## EXERCISE BRIEF
Return only those lines of the material that contain "property".

## RECORDS SUPPLIED
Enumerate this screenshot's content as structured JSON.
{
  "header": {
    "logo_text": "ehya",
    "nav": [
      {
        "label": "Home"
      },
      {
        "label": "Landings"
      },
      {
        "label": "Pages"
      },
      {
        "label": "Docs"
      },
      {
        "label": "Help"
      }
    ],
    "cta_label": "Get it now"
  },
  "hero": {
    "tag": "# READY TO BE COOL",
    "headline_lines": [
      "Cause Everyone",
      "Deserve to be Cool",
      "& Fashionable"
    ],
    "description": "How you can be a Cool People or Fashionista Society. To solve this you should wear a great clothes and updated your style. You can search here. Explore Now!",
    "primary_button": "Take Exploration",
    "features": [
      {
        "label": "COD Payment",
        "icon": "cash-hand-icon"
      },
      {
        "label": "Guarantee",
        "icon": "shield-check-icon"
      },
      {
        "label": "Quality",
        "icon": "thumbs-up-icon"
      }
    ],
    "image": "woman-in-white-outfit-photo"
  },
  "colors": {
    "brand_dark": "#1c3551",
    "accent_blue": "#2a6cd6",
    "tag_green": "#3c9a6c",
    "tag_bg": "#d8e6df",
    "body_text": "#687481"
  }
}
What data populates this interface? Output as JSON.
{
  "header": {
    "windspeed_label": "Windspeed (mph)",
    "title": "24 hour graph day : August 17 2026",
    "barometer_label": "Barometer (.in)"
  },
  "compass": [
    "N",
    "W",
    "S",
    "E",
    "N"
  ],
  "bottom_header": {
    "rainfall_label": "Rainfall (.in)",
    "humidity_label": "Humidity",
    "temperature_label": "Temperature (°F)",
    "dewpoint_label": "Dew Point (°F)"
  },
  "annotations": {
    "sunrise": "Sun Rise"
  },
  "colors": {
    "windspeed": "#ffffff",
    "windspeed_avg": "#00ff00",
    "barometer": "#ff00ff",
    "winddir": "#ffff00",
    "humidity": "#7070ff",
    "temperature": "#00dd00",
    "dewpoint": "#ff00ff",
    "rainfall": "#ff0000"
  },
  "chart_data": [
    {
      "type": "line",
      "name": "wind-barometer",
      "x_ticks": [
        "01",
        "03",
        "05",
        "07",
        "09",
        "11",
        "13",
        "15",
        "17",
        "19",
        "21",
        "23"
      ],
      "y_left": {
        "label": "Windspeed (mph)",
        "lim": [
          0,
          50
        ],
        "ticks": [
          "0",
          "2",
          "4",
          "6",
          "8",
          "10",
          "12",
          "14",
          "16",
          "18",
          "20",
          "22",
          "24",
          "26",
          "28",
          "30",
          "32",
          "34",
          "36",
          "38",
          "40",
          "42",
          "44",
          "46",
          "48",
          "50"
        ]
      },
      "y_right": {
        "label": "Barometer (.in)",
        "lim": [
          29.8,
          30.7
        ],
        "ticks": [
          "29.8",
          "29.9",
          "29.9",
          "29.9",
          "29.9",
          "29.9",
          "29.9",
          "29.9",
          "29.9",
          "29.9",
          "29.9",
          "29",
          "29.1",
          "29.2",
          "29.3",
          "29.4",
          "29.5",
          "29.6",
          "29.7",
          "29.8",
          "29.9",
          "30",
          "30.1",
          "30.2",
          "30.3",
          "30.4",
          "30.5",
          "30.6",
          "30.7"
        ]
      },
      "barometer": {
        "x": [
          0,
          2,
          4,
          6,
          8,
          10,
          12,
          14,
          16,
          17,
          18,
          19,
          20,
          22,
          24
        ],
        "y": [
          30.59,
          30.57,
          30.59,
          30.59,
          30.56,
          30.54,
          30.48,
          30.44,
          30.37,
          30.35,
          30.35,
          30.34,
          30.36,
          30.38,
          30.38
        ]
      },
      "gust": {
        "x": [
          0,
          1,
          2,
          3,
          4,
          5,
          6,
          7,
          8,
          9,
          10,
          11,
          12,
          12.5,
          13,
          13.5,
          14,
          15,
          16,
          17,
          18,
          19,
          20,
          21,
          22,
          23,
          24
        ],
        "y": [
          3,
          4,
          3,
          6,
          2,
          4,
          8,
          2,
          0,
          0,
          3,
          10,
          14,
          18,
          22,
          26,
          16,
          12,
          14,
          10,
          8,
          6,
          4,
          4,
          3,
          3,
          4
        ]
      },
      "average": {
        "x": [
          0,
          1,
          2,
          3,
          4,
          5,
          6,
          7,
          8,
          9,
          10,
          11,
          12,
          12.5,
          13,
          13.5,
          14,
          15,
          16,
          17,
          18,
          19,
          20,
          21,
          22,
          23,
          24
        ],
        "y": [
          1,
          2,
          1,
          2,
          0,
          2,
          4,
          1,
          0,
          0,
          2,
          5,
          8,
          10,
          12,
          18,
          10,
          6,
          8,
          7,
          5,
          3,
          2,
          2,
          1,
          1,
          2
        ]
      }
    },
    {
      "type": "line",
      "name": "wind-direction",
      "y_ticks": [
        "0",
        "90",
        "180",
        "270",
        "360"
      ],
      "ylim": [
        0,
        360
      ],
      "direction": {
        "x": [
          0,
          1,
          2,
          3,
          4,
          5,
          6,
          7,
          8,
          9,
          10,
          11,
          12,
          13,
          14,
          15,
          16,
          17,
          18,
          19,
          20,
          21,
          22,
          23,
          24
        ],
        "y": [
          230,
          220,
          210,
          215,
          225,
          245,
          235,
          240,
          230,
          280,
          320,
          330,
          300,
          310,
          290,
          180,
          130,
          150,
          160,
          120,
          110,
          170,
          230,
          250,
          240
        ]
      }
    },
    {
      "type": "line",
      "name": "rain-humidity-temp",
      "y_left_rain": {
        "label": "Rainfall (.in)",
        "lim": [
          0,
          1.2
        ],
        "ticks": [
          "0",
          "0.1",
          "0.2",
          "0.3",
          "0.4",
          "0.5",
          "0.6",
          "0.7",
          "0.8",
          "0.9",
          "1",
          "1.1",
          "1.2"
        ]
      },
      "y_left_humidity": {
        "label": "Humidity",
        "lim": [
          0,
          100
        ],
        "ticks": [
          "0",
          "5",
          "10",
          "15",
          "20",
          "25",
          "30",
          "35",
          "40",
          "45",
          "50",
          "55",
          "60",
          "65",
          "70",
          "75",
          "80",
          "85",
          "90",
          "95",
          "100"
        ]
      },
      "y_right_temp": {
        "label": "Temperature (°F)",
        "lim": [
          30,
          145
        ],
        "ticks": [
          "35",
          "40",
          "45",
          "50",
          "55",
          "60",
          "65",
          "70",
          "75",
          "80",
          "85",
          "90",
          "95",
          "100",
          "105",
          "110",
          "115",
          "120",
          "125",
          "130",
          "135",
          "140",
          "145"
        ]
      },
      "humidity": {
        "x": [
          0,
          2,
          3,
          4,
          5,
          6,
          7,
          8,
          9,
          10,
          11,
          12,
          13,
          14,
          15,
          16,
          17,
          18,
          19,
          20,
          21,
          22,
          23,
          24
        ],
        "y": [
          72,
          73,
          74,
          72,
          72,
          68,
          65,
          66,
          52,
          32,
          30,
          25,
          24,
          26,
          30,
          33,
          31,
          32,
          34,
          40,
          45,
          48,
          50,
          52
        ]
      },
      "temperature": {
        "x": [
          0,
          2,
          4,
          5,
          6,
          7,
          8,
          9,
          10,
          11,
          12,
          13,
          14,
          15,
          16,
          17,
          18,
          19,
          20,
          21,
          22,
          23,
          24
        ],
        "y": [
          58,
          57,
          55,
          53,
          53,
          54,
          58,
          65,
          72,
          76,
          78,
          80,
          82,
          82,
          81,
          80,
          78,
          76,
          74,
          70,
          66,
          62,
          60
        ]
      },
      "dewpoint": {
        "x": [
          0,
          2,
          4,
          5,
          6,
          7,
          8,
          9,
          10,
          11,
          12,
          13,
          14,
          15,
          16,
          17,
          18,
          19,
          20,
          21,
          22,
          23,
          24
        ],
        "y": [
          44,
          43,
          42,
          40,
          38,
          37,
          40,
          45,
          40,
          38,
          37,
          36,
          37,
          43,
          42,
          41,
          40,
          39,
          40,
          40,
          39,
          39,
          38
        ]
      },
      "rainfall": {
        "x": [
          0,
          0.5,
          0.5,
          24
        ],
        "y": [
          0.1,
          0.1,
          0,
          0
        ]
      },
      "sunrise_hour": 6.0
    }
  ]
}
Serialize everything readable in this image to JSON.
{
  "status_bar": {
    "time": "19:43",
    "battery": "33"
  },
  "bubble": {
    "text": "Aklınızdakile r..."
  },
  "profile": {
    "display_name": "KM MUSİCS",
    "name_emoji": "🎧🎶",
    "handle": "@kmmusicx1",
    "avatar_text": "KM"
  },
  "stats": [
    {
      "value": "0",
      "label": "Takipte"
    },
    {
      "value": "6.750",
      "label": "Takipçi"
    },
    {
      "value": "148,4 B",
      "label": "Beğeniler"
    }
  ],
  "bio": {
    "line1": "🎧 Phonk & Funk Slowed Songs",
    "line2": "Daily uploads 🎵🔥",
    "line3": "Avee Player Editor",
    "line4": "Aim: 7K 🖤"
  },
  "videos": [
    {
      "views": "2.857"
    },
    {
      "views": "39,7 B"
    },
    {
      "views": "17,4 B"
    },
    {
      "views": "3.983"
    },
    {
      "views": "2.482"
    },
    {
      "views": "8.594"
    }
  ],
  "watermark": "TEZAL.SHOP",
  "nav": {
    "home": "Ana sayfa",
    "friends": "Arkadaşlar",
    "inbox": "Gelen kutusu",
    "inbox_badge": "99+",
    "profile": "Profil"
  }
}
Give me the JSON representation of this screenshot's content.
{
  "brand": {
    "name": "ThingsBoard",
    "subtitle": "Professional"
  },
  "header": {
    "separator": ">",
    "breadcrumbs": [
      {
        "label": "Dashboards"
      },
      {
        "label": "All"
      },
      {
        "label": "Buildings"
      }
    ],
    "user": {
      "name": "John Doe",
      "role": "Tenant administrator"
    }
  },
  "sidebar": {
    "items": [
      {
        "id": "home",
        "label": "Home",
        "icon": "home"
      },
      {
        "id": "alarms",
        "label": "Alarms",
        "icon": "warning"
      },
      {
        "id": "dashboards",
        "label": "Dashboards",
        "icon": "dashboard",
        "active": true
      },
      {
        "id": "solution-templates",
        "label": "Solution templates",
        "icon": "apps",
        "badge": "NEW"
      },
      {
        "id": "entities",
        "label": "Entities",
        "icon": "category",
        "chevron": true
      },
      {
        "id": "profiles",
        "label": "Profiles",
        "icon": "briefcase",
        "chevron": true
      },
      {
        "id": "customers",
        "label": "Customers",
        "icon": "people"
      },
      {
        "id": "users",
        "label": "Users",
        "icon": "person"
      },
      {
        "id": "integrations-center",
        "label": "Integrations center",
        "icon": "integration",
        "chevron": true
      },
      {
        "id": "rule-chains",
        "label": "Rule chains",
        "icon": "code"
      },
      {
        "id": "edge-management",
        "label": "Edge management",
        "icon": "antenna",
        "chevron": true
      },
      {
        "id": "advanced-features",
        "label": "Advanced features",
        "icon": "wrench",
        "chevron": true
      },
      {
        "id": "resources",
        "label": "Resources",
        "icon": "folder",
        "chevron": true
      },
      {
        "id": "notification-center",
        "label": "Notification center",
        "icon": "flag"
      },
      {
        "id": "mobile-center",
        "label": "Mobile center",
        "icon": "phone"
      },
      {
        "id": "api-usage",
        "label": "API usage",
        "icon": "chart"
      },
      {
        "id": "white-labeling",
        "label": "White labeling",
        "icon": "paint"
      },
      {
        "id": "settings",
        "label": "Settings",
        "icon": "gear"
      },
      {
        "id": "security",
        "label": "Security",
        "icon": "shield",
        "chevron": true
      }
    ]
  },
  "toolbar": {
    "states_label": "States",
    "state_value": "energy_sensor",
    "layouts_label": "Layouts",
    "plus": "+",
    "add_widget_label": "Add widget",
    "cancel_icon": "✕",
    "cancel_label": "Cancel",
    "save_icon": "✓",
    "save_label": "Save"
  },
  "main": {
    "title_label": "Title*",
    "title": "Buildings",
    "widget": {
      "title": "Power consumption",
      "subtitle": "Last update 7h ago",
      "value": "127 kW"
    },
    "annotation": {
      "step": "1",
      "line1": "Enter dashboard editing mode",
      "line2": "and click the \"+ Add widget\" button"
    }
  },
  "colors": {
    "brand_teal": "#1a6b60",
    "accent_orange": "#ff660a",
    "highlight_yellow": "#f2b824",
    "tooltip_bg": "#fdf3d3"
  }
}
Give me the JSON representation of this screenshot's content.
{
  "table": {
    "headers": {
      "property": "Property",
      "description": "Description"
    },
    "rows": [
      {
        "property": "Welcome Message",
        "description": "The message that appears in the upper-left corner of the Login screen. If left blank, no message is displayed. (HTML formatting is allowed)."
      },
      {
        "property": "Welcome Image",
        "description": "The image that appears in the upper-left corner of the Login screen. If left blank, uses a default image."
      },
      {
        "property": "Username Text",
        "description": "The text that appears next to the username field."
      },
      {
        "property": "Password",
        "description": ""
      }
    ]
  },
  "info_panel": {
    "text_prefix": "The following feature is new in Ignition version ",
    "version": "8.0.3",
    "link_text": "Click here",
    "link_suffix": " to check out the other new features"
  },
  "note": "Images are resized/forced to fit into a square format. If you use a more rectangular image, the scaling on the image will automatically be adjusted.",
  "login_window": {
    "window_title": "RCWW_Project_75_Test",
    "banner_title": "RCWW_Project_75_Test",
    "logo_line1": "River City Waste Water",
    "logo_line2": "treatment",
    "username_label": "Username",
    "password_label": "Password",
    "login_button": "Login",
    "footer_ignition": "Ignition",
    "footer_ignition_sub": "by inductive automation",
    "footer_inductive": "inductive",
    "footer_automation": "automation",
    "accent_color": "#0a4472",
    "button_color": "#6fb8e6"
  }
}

## PROBLEM SOLUTION
      "property": "Property",
        "property": "Welcome Message",
        "property": "Welcome Image",
        "property": "Username Text",
        "property": "Password",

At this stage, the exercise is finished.